Exercise description: Please repeat nothing except the lines from the one containing "Extract the structured" through the end of the records, exactly and without pictures.

Excerpted data:
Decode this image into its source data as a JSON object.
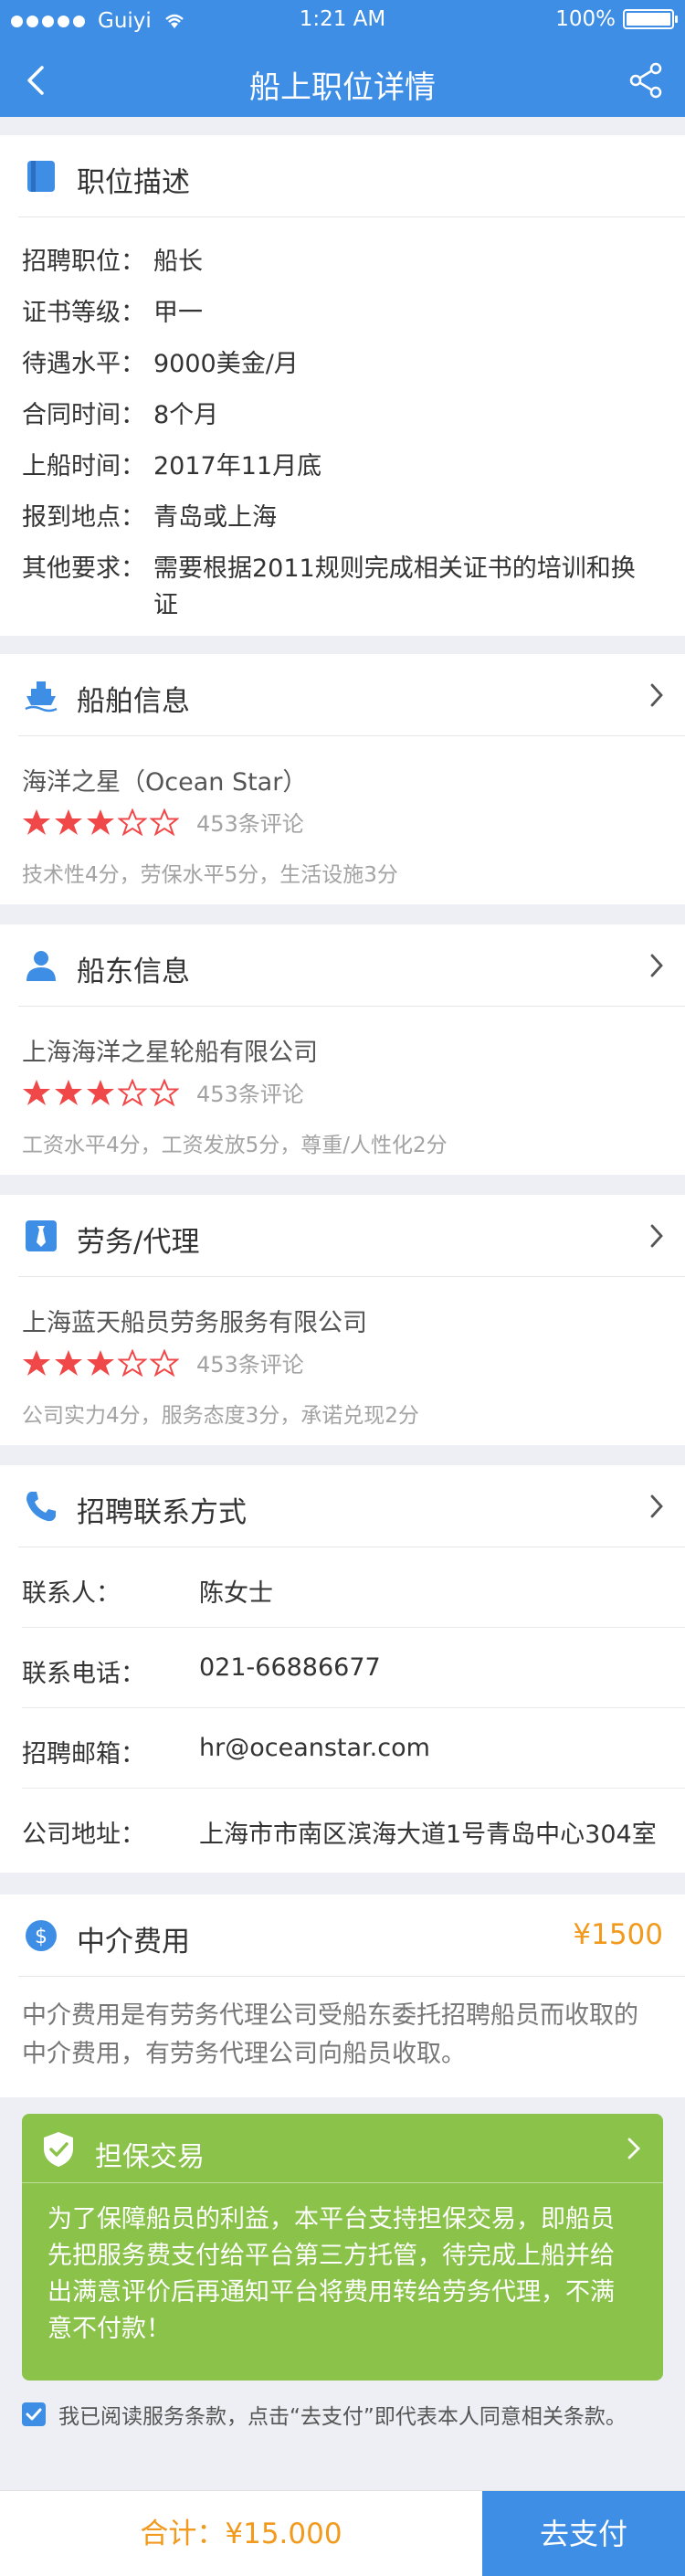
{
  "status_bar": {
    "carrier": "Guiyi",
    "time": "1:21 AM",
    "battery": "100%"
  },
  "nav": {
    "title": "船上职位详情"
  },
  "job": {
    "title": "职位描述",
    "rows": [
      {
        "label": "招聘职位：",
        "value": "船长"
      },
      {
        "label": "证书等级：",
        "value": "甲一"
      },
      {
        "label": "待遇水平：",
        "value": "9000美金/月"
      },
      {
        "label": "合同时间：",
        "value": "8个月"
      },
      {
        "label": "上船时间：",
        "value": "2017年11月底"
      },
      {
        "label": "报到地点：",
        "value": "青岛或上海"
      },
      {
        "label": "其他要求：",
        "value_line1": "需要根据2011规则完成相关证书的培训和换",
        "value_line2": "证"
      }
    ]
  },
  "ship": {
    "title": "船舶信息",
    "name": "海洋之星（Ocean Star）",
    "rating": 3,
    "reviews": "453条评论",
    "scores": "技术性4分，劳保水平5分，生活设施3分"
  },
  "owner": {
    "title": "船东信息",
    "name": "上海海洋之星轮船有限公司",
    "rating": 3,
    "reviews": "453条评论",
    "scores": "工资水平4分，工资发放5分，尊重/人性化2分"
  },
  "agency": {
    "title": "劳务/代理",
    "name": "上海蓝天船员劳务服务有限公司",
    "rating": 3,
    "reviews": "453条评论",
    "scores": "公司实力4分，服务态度3分，承诺兑现2分"
  },
  "contact": {
    "title": "招聘联系方式",
    "rows": [
      {
        "label": "联系人：",
        "value": "陈女士"
      },
      {
        "label": "联系电话：",
        "value": "021-66886677"
      },
      {
        "label": "招聘邮箱：",
        "value": "hr@oceanstar.com"
      },
      {
        "label": "公司地址：",
        "value": "上海市市南区滨海大道1号青岛中心304室"
      }
    ]
  },
  "fee": {
    "title": "中介费用",
    "amount": "¥1500",
    "desc_line1": "中介费用是有劳务代理公司受船东委托招聘船员而收取的",
    "desc_line2": "中介费用，有劳务代理公司向船员收取。"
  },
  "guarantee": {
    "title": "担保交易",
    "line1": "为了保障船员的利益，本平台支持担保交易，即船员",
    "line2": "先把服务费支付给平台第三方托管，待完成上船并给",
    "line3": "出满意评价后再通知平台将费用转给劳务代理，不满",
    "line4": "意不付款！"
  },
  "agreement": "我已阅读服务条款，点击“去支付”即代表本人同意相关条款。",
  "footer": {
    "total": "合计：¥15.000",
    "pay": "去支付"
  },
  "colors": {
    "primary": "#3f8ee5",
    "accent": "#f19a1d",
    "guarantee_bg": "#8bc34a",
    "star": "#f04848"
  },
  "icons": [
    "back-arrow-icon",
    "share-icon",
    "document-icon",
    "ship-icon",
    "person-icon",
    "tie-icon",
    "phone-icon",
    "dollar-icon",
    "shield-check-icon",
    "chevron-right-icon",
    "star-icon",
    "checkbox-icon"
  ]
}
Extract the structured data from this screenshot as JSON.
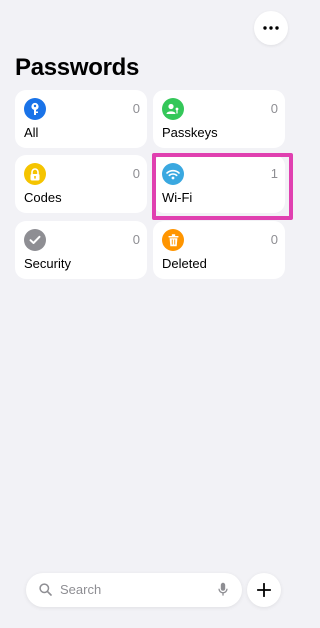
{
  "header": {
    "title": "Passwords",
    "more_icon": "ellipsis-icon"
  },
  "categories": [
    {
      "label": "All",
      "count": "0",
      "icon": "key-icon",
      "color": "#1a73e8"
    },
    {
      "label": "Passkeys",
      "count": "0",
      "icon": "person-badge-icon",
      "color": "#34c759"
    },
    {
      "label": "Codes",
      "count": "0",
      "icon": "lock-code-icon",
      "color": "#f5c400"
    },
    {
      "label": "Wi-Fi",
      "count": "1",
      "icon": "wifi-icon",
      "color": "#3aa8e0",
      "highlighted": true
    },
    {
      "label": "Security",
      "count": "0",
      "icon": "checkmark-icon",
      "color": "#8e8e93"
    },
    {
      "label": "Deleted",
      "count": "0",
      "icon": "trash-icon",
      "color": "#ff9500"
    }
  ],
  "highlight_color": "#e040b0",
  "search": {
    "placeholder": "Search",
    "icon": "search-icon",
    "mic_icon": "microphone-icon"
  },
  "add_button": {
    "icon": "plus-icon"
  }
}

Solution for this exercise:
Extract the structured data from this screenshot as JSON.
{
  "header": {
    "title": "Passwords",
    "more_icon": "ellipsis-icon"
  },
  "categories": [
    {
      "label": "All",
      "count": "0",
      "icon": "key-icon",
      "color": "#1a73e8"
    },
    {
      "label": "Passkeys",
      "count": "0",
      "icon": "person-badge-icon",
      "color": "#34c759"
    },
    {
      "label": "Codes",
      "count": "0",
      "icon": "lock-code-icon",
      "color": "#f5c400"
    },
    {
      "label": "Wi-Fi",
      "count": "1",
      "icon": "wifi-icon",
      "color": "#3aa8e0",
      "highlighted": true
    },
    {
      "label": "Security",
      "count": "0",
      "icon": "checkmark-icon",
      "color": "#8e8e93"
    },
    {
      "label": "Deleted",
      "count": "0",
      "icon": "trash-icon",
      "color": "#ff9500"
    }
  ],
  "highlight_color": "#e040b0",
  "search": {
    "placeholder": "Search",
    "icon": "search-icon",
    "mic_icon": "microphone-icon"
  },
  "add_button": {
    "icon": "plus-icon"
  }
}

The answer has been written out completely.